▶ _TASK BRIEF_
The expected answer is a single number, namely how many lines in the data below hold the word "JSON".

[Data records for software interfaces]
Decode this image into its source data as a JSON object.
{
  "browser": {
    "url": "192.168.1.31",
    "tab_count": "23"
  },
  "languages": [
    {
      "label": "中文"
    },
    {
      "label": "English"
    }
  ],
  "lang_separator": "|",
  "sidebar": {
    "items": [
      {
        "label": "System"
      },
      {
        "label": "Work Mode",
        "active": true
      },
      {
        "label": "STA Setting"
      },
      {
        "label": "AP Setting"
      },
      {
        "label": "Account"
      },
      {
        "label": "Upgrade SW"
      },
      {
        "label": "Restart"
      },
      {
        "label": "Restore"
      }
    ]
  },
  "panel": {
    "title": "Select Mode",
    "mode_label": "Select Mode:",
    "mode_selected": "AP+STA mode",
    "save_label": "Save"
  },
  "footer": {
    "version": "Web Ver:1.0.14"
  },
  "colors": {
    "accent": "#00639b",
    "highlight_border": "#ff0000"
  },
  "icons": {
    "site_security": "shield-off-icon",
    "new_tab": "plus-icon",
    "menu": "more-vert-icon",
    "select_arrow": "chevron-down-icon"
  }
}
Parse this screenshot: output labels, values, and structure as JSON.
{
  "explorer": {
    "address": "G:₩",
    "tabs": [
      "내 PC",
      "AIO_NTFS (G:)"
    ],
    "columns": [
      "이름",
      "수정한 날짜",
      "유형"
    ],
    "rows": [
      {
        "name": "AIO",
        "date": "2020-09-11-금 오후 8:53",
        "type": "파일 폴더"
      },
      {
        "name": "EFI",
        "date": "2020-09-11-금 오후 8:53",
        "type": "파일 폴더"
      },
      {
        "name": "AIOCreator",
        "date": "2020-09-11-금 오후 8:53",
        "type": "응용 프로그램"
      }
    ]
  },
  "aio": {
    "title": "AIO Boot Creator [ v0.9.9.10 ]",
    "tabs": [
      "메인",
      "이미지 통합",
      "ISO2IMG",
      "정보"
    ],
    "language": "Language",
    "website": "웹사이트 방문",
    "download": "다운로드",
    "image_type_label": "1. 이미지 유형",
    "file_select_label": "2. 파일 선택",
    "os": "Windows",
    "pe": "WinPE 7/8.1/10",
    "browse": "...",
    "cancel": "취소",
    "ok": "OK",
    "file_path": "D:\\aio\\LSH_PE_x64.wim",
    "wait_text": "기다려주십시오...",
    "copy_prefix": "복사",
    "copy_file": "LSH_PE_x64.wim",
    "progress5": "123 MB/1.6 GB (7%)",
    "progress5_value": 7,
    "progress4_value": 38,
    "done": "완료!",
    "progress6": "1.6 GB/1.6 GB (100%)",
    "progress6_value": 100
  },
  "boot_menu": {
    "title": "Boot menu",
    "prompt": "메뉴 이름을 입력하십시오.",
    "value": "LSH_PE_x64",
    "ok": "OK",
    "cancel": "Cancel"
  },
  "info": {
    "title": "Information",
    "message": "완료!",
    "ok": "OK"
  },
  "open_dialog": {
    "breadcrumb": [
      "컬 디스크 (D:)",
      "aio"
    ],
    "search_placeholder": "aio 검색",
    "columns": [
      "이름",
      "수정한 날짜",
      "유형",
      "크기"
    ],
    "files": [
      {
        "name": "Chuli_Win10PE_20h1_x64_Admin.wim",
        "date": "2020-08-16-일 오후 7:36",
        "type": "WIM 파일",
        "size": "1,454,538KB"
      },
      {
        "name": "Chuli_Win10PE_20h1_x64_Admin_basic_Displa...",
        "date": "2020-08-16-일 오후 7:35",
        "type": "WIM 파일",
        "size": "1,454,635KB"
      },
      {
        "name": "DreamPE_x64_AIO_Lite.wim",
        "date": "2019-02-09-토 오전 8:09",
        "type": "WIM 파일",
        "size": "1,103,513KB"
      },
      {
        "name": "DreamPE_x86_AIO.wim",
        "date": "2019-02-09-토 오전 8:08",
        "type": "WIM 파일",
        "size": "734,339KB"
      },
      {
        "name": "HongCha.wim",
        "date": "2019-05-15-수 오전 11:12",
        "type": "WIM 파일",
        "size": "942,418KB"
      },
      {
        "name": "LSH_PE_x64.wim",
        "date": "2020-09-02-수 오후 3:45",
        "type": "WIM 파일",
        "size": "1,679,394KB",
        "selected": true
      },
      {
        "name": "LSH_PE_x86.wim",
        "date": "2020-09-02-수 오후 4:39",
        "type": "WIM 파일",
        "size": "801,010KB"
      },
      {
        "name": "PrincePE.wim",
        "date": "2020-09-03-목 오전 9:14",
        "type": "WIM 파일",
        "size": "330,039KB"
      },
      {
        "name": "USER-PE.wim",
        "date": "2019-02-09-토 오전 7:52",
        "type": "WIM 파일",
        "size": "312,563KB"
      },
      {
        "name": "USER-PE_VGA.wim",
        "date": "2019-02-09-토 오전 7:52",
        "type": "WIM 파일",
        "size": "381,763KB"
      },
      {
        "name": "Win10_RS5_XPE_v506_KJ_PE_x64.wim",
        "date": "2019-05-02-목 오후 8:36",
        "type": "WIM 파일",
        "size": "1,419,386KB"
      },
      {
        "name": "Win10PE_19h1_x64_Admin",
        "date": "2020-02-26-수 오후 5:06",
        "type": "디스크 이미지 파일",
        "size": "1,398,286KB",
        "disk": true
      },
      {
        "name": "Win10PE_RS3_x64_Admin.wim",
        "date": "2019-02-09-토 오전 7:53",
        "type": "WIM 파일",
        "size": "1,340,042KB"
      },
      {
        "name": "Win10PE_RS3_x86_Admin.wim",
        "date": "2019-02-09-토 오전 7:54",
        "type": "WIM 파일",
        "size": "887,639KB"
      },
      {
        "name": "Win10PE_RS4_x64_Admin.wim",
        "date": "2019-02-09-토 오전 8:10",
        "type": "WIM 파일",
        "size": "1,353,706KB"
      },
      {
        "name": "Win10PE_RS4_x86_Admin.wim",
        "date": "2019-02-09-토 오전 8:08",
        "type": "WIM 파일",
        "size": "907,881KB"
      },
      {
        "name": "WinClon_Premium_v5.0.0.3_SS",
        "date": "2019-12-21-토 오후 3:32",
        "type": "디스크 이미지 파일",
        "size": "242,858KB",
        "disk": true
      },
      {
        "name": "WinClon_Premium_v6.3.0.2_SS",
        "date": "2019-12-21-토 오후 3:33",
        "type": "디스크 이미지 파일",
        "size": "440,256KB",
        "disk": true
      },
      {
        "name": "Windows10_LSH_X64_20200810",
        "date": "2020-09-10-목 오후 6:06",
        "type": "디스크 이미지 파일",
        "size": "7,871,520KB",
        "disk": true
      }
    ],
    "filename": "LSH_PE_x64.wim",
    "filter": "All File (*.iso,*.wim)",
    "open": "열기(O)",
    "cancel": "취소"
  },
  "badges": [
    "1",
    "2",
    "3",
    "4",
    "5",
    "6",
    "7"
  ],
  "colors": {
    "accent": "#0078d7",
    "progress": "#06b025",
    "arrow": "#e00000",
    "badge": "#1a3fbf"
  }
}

▶ _ANSWER TO THIS PROBLEM_
2